Bear in mind that flow cannot be forced, but a supportive environment and the right mental skills can make it more likely to occur. Through mental skills training, you can help your athletes find their flow and unleash their true potential on the track.

The Role of a Sport Psychologist in a Mental Skills Training Program

One of the key figures in a mental skills training program is a sport psychologist. They are professionals trained in psychology who specialize in areas that are directly related to sports, exercise, and physical activity. Their primary role is to work with athletes, coaches, and teams to enhance performance and emotional health.

Sport psychologists understand the pressure that comes with competitive sports and the impact it can have on a young athlete’s mental health. In track field sports, athletes often compete individually, which can increase the pressure to perform well and raise anxiety levels. A sport psychologist can help these athletes manage their anxiety and stress, maintain their mental toughness, and work on their mental game, thus improving their overall performance.

Sport psychologists use various techniques and exercises to help athletes improve their mental performance. For example, they can help athletes develop mental toughness by teaching them strategies to control their thoughts, emotions, and behaviors, especially under stressful situations. They can also teach athletes how to use positive self-talk to boost their confidence and reduce negative thinking.

Furthermore, sport psychologists can work with coaches to create a mentally supportive environment. They can teach coaches effective communication strategies to help their athletes understand and implement mental skills training. They can also guide coaches on how to handle athletes’ mental health issues, such as anxiety or depression, which can significantly impact their performance.

The Components of a High School Mental Skills Training Program

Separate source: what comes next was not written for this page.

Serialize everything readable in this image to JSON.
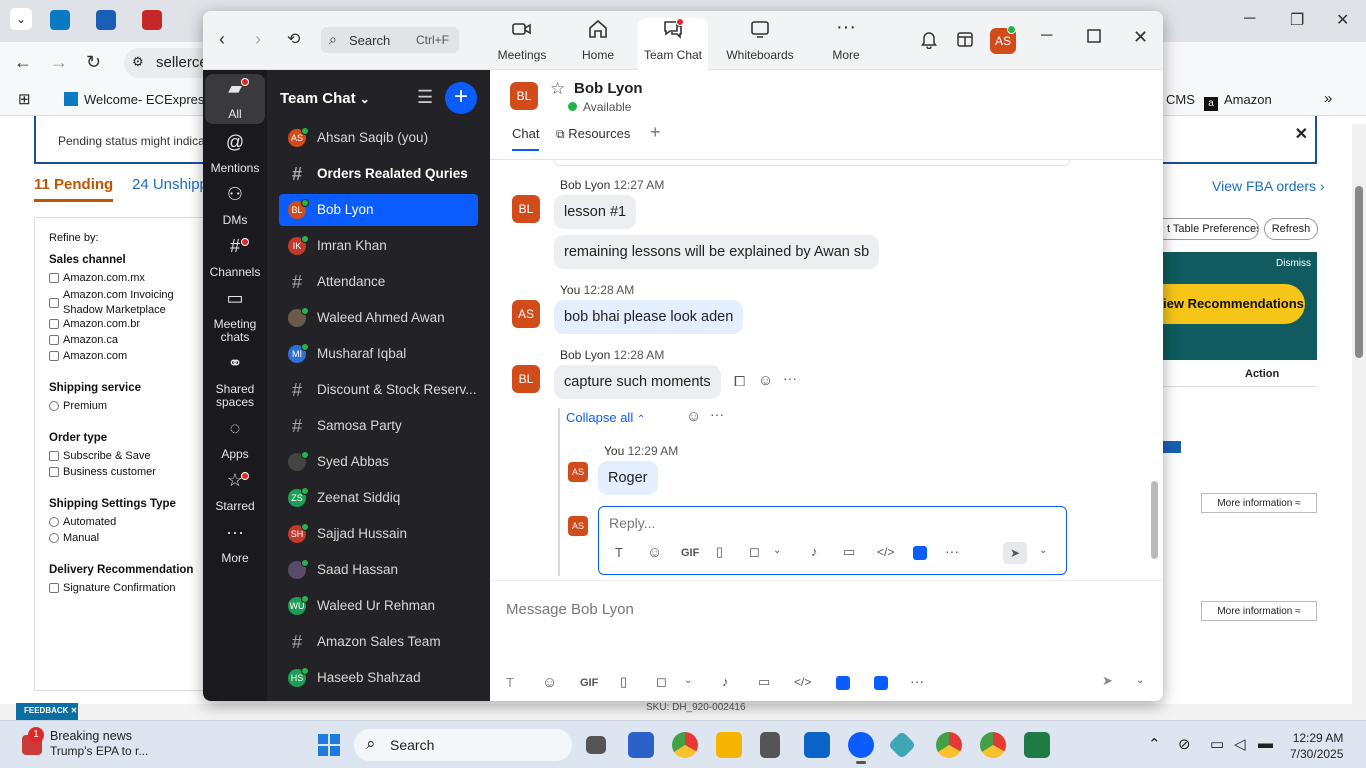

Implementing a mental skills training program at the high school level can provide young athletes with the tools they need to succeed, both in sports and life. It is crucial to remember that mental skills, like physical skills, require practice and time to develop. Here are some key components that should be included in a high school training program.

The first component is goal setting. Coaches should guide athletes in setting SMART goals that challenge them but are also realistic and attainable. These goals can be both short-term, such as achieving a personal best time in the next race, and long-term, like qualifying for cross country championships.

Secondly, mental imagery or visualization is a powerful tool. Coaches can guide athletes through mental rehearsals where they visualize themselves performing perfectly in their events. This practice can help athletes build confidence and reduce anxiety.

Another key component is self-talk. Coaches should encourage athletes to use positive self-talk to boost their confidence and manage their stress levels. They could use phrases like, "I can do this," or "I’m ready for this," to replace negative thoughts.

Lastly, relaxation techniques such as deep breathing and progressive muscle relaxation should be part of the training plan. These techniques can help athletes manage their anxiety and stress levels, helping them remain calm and focused during competitions.

Conclusion: The Value of Mental Skills Training for Young Athletes

In conclusion, mental skills training is an essential component of a young athlete’s overall development. It goes beyond merely improving performance on the track. It equips athletes with skills that can be applied in various life situations, such as managing stress, setting goals, and maintaining a positive mindset.

Coaches, sport psychologists, and athletes need to work together to implement effective mental skills training programs. Such a program can help young athletes realize their potential not just in their sport, but also in their daily lives. After all, the ultimate goal of sports training is not only to create excellent athletes but also to nurture well-rounded, resilient individuals. Through mental skills training, we are a step closer to achieving this goal. It’s not just about running faster, it’s about running smarter and living better.